Collected data entries
◇ ◇ ◇ ◇
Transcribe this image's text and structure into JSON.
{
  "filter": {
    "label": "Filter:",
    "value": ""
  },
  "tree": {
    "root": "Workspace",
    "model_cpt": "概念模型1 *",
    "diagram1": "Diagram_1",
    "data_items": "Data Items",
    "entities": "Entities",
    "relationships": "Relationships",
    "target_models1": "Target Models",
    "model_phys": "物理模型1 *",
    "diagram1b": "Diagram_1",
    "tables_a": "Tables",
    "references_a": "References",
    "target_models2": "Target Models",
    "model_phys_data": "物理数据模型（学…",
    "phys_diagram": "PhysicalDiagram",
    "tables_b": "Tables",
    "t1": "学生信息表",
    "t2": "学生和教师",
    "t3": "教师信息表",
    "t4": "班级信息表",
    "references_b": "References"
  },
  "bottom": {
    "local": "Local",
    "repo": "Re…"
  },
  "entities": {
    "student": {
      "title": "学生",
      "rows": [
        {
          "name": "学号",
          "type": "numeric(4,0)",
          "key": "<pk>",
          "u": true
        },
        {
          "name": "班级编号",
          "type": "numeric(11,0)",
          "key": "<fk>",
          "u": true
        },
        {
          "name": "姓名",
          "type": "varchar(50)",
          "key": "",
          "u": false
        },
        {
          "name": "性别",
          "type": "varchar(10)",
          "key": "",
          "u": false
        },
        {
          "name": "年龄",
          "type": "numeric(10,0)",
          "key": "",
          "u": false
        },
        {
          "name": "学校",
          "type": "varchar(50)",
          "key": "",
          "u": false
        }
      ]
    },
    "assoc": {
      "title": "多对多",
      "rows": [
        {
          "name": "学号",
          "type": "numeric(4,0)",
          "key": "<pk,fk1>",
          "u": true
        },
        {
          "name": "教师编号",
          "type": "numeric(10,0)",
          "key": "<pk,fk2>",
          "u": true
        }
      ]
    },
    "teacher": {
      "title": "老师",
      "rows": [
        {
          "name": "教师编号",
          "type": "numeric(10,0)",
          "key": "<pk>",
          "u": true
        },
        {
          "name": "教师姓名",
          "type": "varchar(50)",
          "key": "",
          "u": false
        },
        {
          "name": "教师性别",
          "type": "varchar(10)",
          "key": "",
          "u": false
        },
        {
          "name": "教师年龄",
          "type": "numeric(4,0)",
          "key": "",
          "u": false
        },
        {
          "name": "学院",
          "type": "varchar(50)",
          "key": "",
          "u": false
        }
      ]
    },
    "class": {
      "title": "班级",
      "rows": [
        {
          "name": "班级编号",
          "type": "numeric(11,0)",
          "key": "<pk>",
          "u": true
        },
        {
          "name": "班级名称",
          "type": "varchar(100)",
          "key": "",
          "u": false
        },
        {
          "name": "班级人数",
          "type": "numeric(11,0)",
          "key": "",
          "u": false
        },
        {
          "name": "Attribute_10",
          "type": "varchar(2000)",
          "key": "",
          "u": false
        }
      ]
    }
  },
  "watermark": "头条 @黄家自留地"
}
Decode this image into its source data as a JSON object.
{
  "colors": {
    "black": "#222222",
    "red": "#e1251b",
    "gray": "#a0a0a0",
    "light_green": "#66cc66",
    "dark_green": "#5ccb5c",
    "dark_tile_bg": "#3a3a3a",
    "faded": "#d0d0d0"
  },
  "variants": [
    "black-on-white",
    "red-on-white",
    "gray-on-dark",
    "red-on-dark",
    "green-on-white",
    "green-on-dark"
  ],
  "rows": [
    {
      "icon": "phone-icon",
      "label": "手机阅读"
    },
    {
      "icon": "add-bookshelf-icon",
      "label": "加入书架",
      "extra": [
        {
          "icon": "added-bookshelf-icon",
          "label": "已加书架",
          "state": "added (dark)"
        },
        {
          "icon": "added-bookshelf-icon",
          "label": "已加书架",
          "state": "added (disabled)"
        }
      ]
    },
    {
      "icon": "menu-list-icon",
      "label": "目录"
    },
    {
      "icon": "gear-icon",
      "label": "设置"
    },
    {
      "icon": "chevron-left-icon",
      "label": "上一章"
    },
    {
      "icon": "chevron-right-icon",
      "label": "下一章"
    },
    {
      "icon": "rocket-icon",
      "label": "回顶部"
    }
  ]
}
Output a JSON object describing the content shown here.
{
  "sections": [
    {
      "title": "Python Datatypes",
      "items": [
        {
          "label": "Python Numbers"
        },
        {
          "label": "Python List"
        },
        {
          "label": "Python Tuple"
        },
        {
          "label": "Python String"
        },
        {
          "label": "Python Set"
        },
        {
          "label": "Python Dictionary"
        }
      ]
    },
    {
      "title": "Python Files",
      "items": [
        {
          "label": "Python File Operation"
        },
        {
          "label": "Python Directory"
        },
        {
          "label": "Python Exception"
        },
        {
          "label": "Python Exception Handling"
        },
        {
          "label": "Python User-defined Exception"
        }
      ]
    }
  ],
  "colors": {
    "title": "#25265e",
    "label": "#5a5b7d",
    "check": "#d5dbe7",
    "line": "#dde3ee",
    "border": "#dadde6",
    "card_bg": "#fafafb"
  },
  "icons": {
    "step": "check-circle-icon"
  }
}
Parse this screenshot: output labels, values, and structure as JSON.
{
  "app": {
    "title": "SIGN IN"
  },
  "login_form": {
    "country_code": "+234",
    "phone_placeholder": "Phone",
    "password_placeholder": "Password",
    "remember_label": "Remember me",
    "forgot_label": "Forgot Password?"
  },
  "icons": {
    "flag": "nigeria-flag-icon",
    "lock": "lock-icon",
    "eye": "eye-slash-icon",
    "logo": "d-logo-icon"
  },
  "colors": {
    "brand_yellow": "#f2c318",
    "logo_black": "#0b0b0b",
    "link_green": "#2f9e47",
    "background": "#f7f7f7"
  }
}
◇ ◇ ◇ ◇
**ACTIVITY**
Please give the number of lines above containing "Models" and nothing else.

**RESULT OF THIS TASK**
2